Segment Start: Extracted entries

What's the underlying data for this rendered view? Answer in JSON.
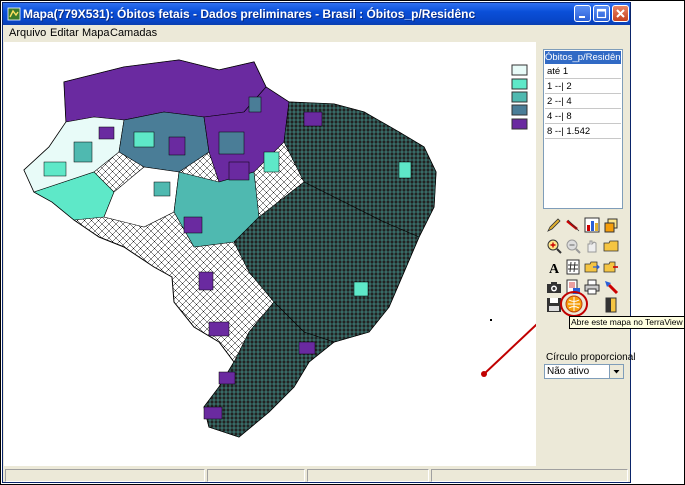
{
  "window": {
    "title": "Mapa(779X531): Óbitos fetais - Dados preliminares - Brasil : Óbitos_p/Residênc",
    "minimize_icon": "minimize-icon",
    "maximize_icon": "maximize-icon",
    "close_icon": "close-icon"
  },
  "menu": [
    "Arquivo",
    "Editar",
    "Mapa",
    "Camadas"
  ],
  "legend": {
    "header": "Óbitos_p/Residênc",
    "rows": [
      "até 1",
      "1 --| 2",
      "2 --| 4",
      "4 --| 8",
      "8 --| 1.542"
    ],
    "colors": [
      "#e8fbf8",
      "#5ee8c8",
      "#4fb9b0",
      "#4a7d97",
      "#6a2aa0"
    ]
  },
  "tools": [
    "pencil-icon",
    "eraser-icon",
    "chart-icon",
    "layers-icon",
    "zoom-in-icon",
    "zoom-out-icon",
    "pan-hand-icon",
    "open-folder-icon",
    "text-icon",
    "hash-grid-icon",
    "move-folder-icon",
    "export-icon",
    "camera-icon",
    "print-setup-icon",
    "printer-icon",
    "pointer-icon",
    "save-icon",
    "terraview-icon",
    "exit-door-icon"
  ],
  "tooltip": "Abre este mapa no TerraView",
  "proportional": {
    "label": "Círculo proporcional",
    "value": "Não ativo"
  }
}
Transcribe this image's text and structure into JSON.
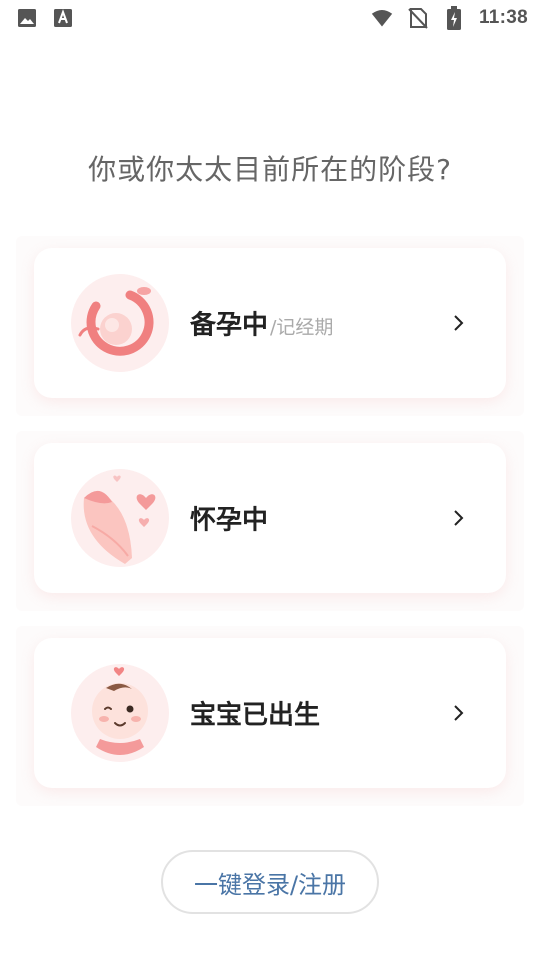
{
  "status_bar": {
    "time": "11:38",
    "icons": [
      "image-notification-icon",
      "text-notification-icon",
      "wifi-icon",
      "no-sim-icon",
      "battery-charging-icon"
    ]
  },
  "question": "你或你太太目前所在的阶段?",
  "stages": [
    {
      "title": "备孕中",
      "subtitle": "/记经期",
      "icon": "ovulation-illustration-icon"
    },
    {
      "title": "怀孕中",
      "subtitle": "",
      "icon": "pregnant-belly-illustration-icon"
    },
    {
      "title": "宝宝已出生",
      "subtitle": "",
      "icon": "baby-illustration-icon"
    }
  ],
  "login": {
    "label": "一键登录/注册"
  },
  "colors": {
    "accent_pink": "#f26d6d",
    "link_blue": "#4a75a6",
    "text_gray": "#666666"
  }
}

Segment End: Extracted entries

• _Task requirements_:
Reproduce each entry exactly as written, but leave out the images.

• _Expected output_:
What's the underlying data for this rendered view? Answer in JSON.
{
  "window": {
    "title": "Mapa(779X531): Óbitos fetais - Dados preliminares - Brasil : Óbitos_p/Residênc",
    "minimize_icon": "minimize-icon",
    "maximize_icon": "maximize-icon",
    "close_icon": "close-icon"
  },
  "menu": [
    "Arquivo",
    "Editar",
    "Mapa",
    "Camadas"
  ],
  "legend": {
    "header": "Óbitos_p/Residênc",
    "rows": [
      "até 1",
      "1 --| 2",
      "2 --| 4",
      "4 --| 8",
      "8 --| 1.542"
    ],
    "colors": [
      "#e8fbf8",
      "#5ee8c8",
      "#4fb9b0",
      "#4a7d97",
      "#6a2aa0"
    ]
  },
  "tools": [
    "pencil-icon",
    "eraser-icon",
    "chart-icon",
    "layers-icon",
    "zoom-in-icon",
    "zoom-out-icon",
    "pan-hand-icon",
    "open-folder-icon",
    "text-icon",
    "hash-grid-icon",
    "move-folder-icon",
    "export-icon",
    "camera-icon",
    "print-setup-icon",
    "printer-icon",
    "pointer-icon",
    "save-icon",
    "terraview-icon",
    "exit-door-icon"
  ],
  "tooltip": "Abre este mapa no TerraView",
  "proportional": {
    "label": "Círculo proporcional",
    "value": "Não ativo"
  }
}
Transcribe this image's text and structure into JSON.
{
  "status_bar": {
    "time": "11:38",
    "icons": [
      "image-notification-icon",
      "text-notification-icon",
      "wifi-icon",
      "no-sim-icon",
      "battery-charging-icon"
    ]
  },
  "question": "你或你太太目前所在的阶段?",
  "stages": [
    {
      "title": "备孕中",
      "subtitle": "/记经期",
      "icon": "ovulation-illustration-icon"
    },
    {
      "title": "怀孕中",
      "subtitle": "",
      "icon": "pregnant-belly-illustration-icon"
    },
    {
      "title": "宝宝已出生",
      "subtitle": "",
      "icon": "baby-illustration-icon"
    }
  ],
  "login": {
    "label": "一键登录/注册"
  },
  "colors": {
    "accent_pink": "#f26d6d",
    "link_blue": "#4a75a6",
    "text_gray": "#666666"
  }
}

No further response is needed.